● **What this task involves**
Would you restate the entries below word for word, leaving out the images?

Data items
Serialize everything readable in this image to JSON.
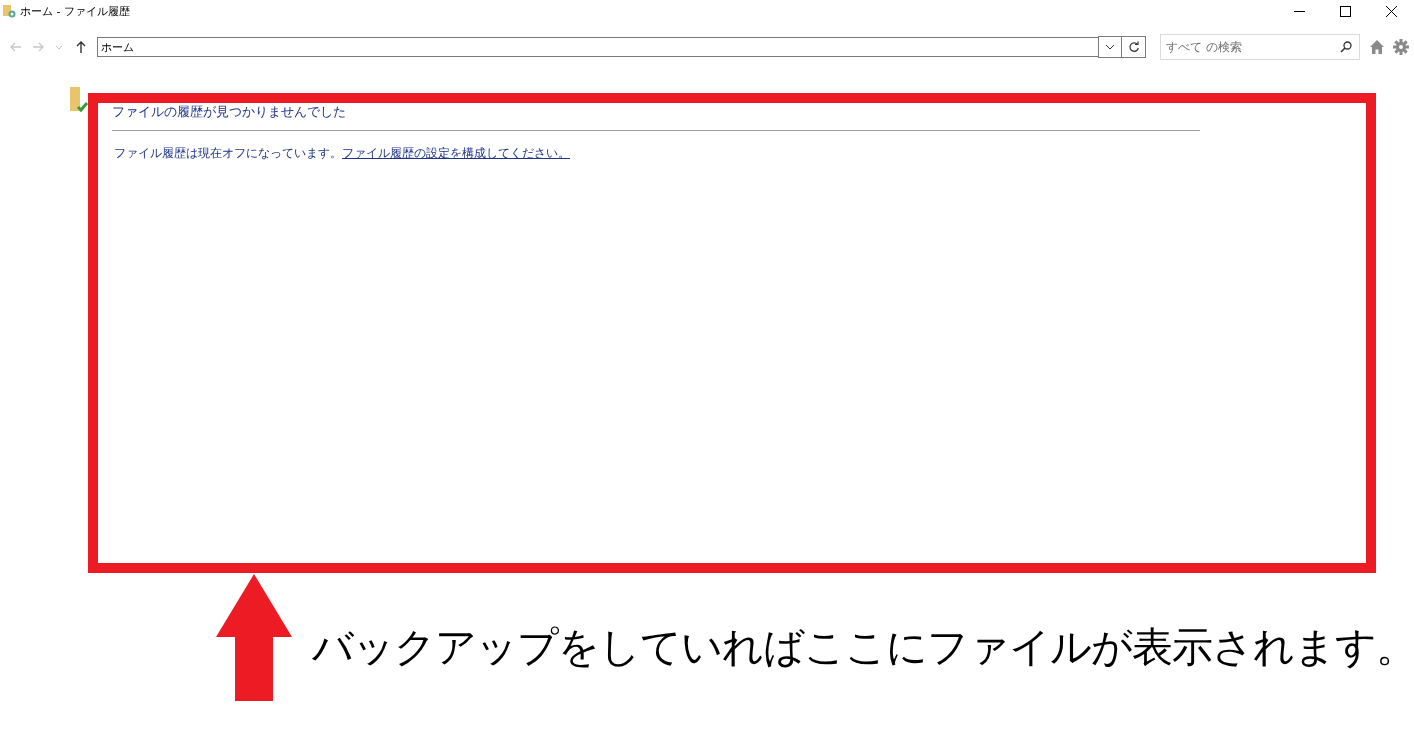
{
  "window": {
    "title": "ホーム - ファイル履歴"
  },
  "nav_buttons": [
    {
      "kind": "back",
      "disabled": true
    },
    {
      "kind": "forward",
      "disabled": true
    },
    {
      "kind": "recent",
      "disabled": true
    },
    {
      "kind": "up",
      "disabled": false
    }
  ],
  "address_bar": {
    "value": "ホーム"
  },
  "search": {
    "placeholder": "すべて の検索"
  },
  "content": {
    "heading": "ファイルの履歴が見つかりませんでした",
    "message": "ファイル履歴は現在オフになっています。",
    "link": "ファイル履歴の設定を構成してください。"
  },
  "annotation": {
    "caption": "バックアップをしていればここにファイルが表示されます。"
  }
}
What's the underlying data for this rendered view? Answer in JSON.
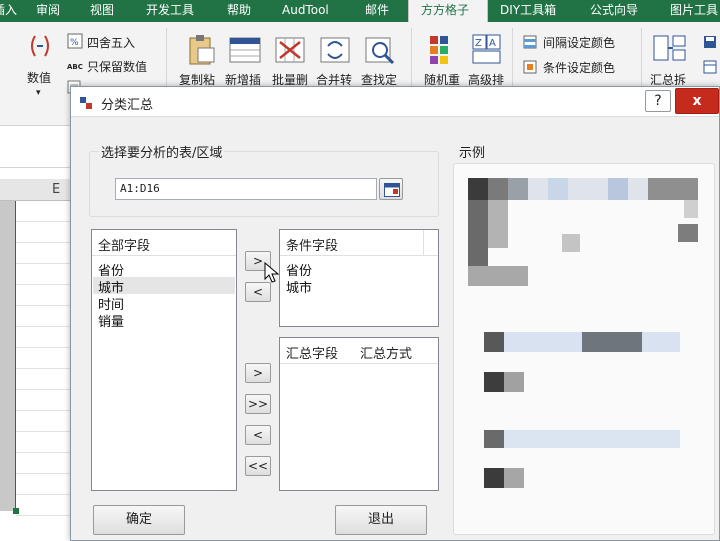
{
  "ribbon_tabs": [
    {
      "label": "插入"
    },
    {
      "label": "审阅"
    },
    {
      "label": "视图"
    },
    {
      "label": "开发工具"
    },
    {
      "label": "帮助"
    },
    {
      "label": "AudTool"
    },
    {
      "label": "邮件"
    },
    {
      "label": "方方格子"
    },
    {
      "label": "DIY工具箱"
    },
    {
      "label": "公式向导"
    },
    {
      "label": "图片工具"
    }
  ],
  "ribbon": {
    "value_label": "数值",
    "round_label": "四舍五入",
    "keep_value_label": "只保留数值",
    "copy_paste_label": "复制粘",
    "new_insert_label": "新增插",
    "batch_delete_label": "批量删",
    "merge_convert_label": "合并转",
    "find_locate_label": "查找定",
    "random_label": "随机重",
    "advanced_sort_label": "高级排",
    "interval_color_label": "间隔设定颜色",
    "condition_color_label": "条件设定颜色",
    "summary_split_label": "汇总拆",
    "abc_badge": "ABC"
  },
  "sheet": {
    "column_e": "E"
  },
  "dialog": {
    "title": "分类汇总",
    "help_label": "?",
    "close_label": "x",
    "section_label": "选择要分析的表/区域",
    "range_value": "A1:D16",
    "example_label": "示例",
    "all_fields_header": "全部字段",
    "all_fields": [
      "省份",
      "城市",
      "时间",
      "销量"
    ],
    "condition_header": "条件字段",
    "condition_fields": [
      "省份",
      "城市"
    ],
    "summary_field_header": "汇总字段",
    "summary_method_header": "汇总方式",
    "add_condition_label": ">",
    "remove_condition_label": "<",
    "add_summary_label": ">",
    "add_all_label": ">>",
    "remove_summary_label": "<",
    "remove_all_label": "<<",
    "ok_label": "确定",
    "exit_label": "退出"
  }
}
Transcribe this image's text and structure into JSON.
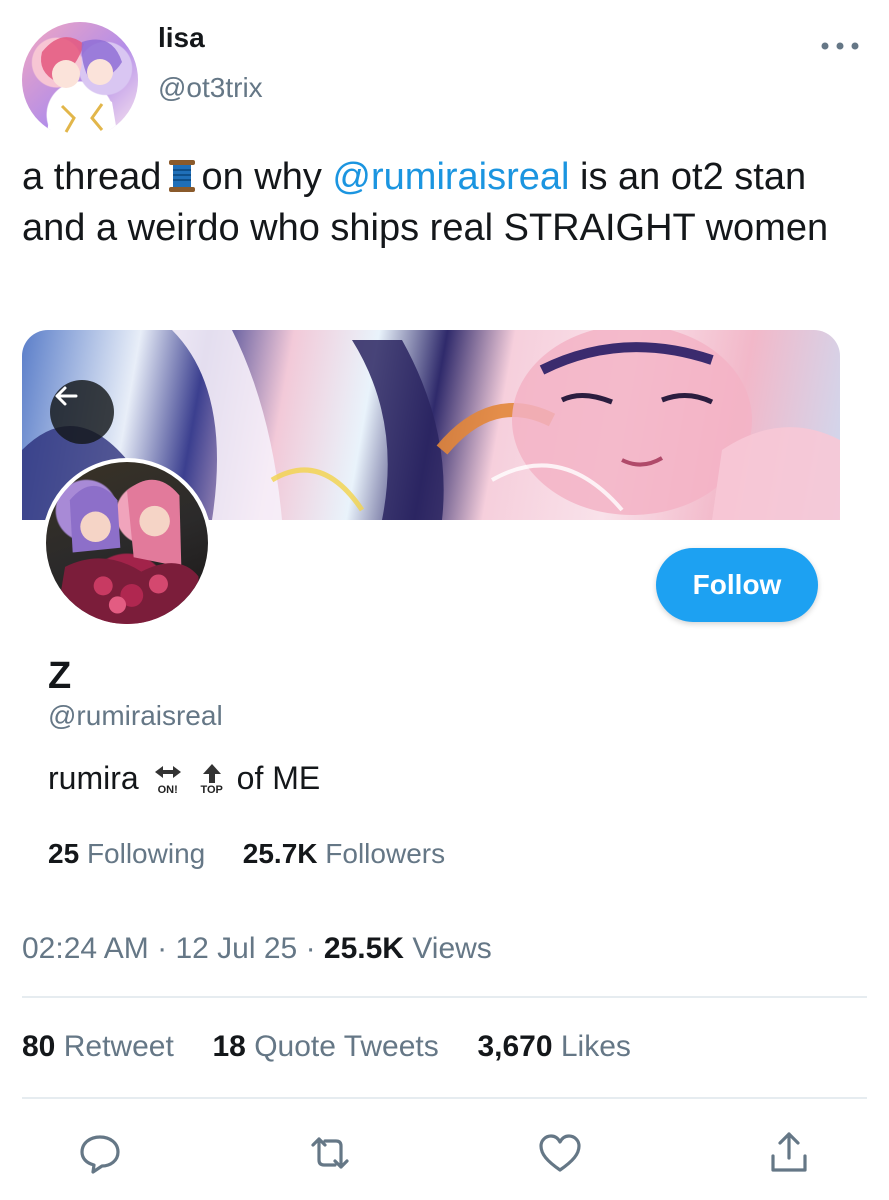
{
  "author": {
    "name": "lisa",
    "handle": "@ot3trix",
    "avatar_icon": "anime-illustration-avatar"
  },
  "tweet": {
    "text_part1": "a thread",
    "spool_icon": "spool-of-thread-emoji",
    "text_part2": "on why",
    "mention": "@rumiraisreal",
    "text_part3": "is an ot2 stan and a weirdo who ships real STRAIGHT women"
  },
  "profile_card": {
    "back_icon": "arrow-left-icon",
    "follow_label": "Follow",
    "name": "Z",
    "handle": "@rumiraisreal",
    "bio_word": "rumira",
    "bio_emoji_1_label": "ON!",
    "bio_emoji_2_label": "TOP",
    "bio_tail": "of ME",
    "following_count": "25",
    "following_label": "Following",
    "followers_count": "25.7K",
    "followers_label": "Followers"
  },
  "meta": {
    "time": "02:24 AM",
    "separator": "·",
    "date": "12 Jul 25",
    "views_count": "25.5K",
    "views_label": "Views"
  },
  "engagement": {
    "retweets_count": "80",
    "retweets_label": "Retweet",
    "quotes_count": "18",
    "quotes_label": "Quote Tweets",
    "likes_count": "3,670",
    "likes_label": "Likes"
  },
  "actions": [
    "reply-icon",
    "retweet-icon",
    "like-icon",
    "share-icon"
  ],
  "colors": {
    "accent": "#1da1f2",
    "mention": "#1b95e0",
    "secondary_text": "#657786",
    "primary_text": "#14171a"
  }
}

● **Exercise response**
Serialize everything readable in this image to JSON.
{
  "window": {
    "title": "ホーム - ファイル履歴"
  },
  "nav_buttons": [
    {
      "kind": "back",
      "disabled": true
    },
    {
      "kind": "forward",
      "disabled": true
    },
    {
      "kind": "recent",
      "disabled": true
    },
    {
      "kind": "up",
      "disabled": false
    }
  ],
  "address_bar": {
    "value": "ホーム"
  },
  "search": {
    "placeholder": "すべて の検索"
  },
  "content": {
    "heading": "ファイルの履歴が見つかりませんでした",
    "message": "ファイル履歴は現在オフになっています。",
    "link": "ファイル履歴の設定を構成してください。"
  },
  "annotation": {
    "caption": "バックアップをしていればここにファイルが表示されます。"
  }
}
What's the underlying data for this rendered view? Answer in JSON.
{
  "ribbon_tabs": [
    {
      "label": "插入"
    },
    {
      "label": "审阅"
    },
    {
      "label": "视图"
    },
    {
      "label": "开发工具"
    },
    {
      "label": "帮助"
    },
    {
      "label": "AudTool"
    },
    {
      "label": "邮件"
    },
    {
      "label": "方方格子"
    },
    {
      "label": "DIY工具箱"
    },
    {
      "label": "公式向导"
    },
    {
      "label": "图片工具"
    }
  ],
  "ribbon": {
    "value_label": "数值",
    "round_label": "四舍五入",
    "keep_value_label": "只保留数值",
    "copy_paste_label": "复制粘",
    "new_insert_label": "新增插",
    "batch_delete_label": "批量删",
    "merge_convert_label": "合并转",
    "find_locate_label": "查找定",
    "random_label": "随机重",
    "advanced_sort_label": "高级排",
    "interval_color_label": "间隔设定颜色",
    "condition_color_label": "条件设定颜色",
    "summary_split_label": "汇总拆",
    "abc_badge": "ABC"
  },
  "sheet": {
    "column_e": "E"
  },
  "dialog": {
    "title": "分类汇总",
    "help_label": "?",
    "close_label": "x",
    "section_label": "选择要分析的表/区域",
    "range_value": "A1:D16",
    "example_label": "示例",
    "all_fields_header": "全部字段",
    "all_fields": [
      "省份",
      "城市",
      "时间",
      "销量"
    ],
    "condition_header": "条件字段",
    "condition_fields": [
      "省份",
      "城市"
    ],
    "summary_field_header": "汇总字段",
    "summary_method_header": "汇总方式",
    "add_condition_label": ">",
    "remove_condition_label": "<",
    "add_summary_label": ">",
    "add_all_label": ">>",
    "remove_summary_label": "<",
    "remove_all_label": "<<",
    "ok_label": "确定",
    "exit_label": "退出"
  }
}
Transcribe this image's text and structure into JSON.
{
  "author": {
    "name": "lisa",
    "handle": "@ot3trix",
    "avatar_icon": "anime-illustration-avatar"
  },
  "tweet": {
    "text_part1": "a thread",
    "spool_icon": "spool-of-thread-emoji",
    "text_part2": "on why",
    "mention": "@rumiraisreal",
    "text_part3": "is an ot2 stan and a weirdo who ships real STRAIGHT women"
  },
  "profile_card": {
    "back_icon": "arrow-left-icon",
    "follow_label": "Follow",
    "name": "Z",
    "handle": "@rumiraisreal",
    "bio_word": "rumira",
    "bio_emoji_1_label": "ON!",
    "bio_emoji_2_label": "TOP",
    "bio_tail": "of ME",
    "following_count": "25",
    "following_label": "Following",
    "followers_count": "25.7K",
    "followers_label": "Followers"
  },
  "meta": {
    "time": "02:24 AM",
    "separator": "·",
    "date": "12 Jul 25",
    "views_count": "25.5K",
    "views_label": "Views"
  },
  "engagement": {
    "retweets_count": "80",
    "retweets_label": "Retweet",
    "quotes_count": "18",
    "quotes_label": "Quote Tweets",
    "likes_count": "3,670",
    "likes_label": "Likes"
  },
  "actions": [
    "reply-icon",
    "retweet-icon",
    "like-icon",
    "share-icon"
  ],
  "colors": {
    "accent": "#1da1f2",
    "mention": "#1b95e0",
    "secondary_text": "#657786",
    "primary_text": "#14171a"
  }
}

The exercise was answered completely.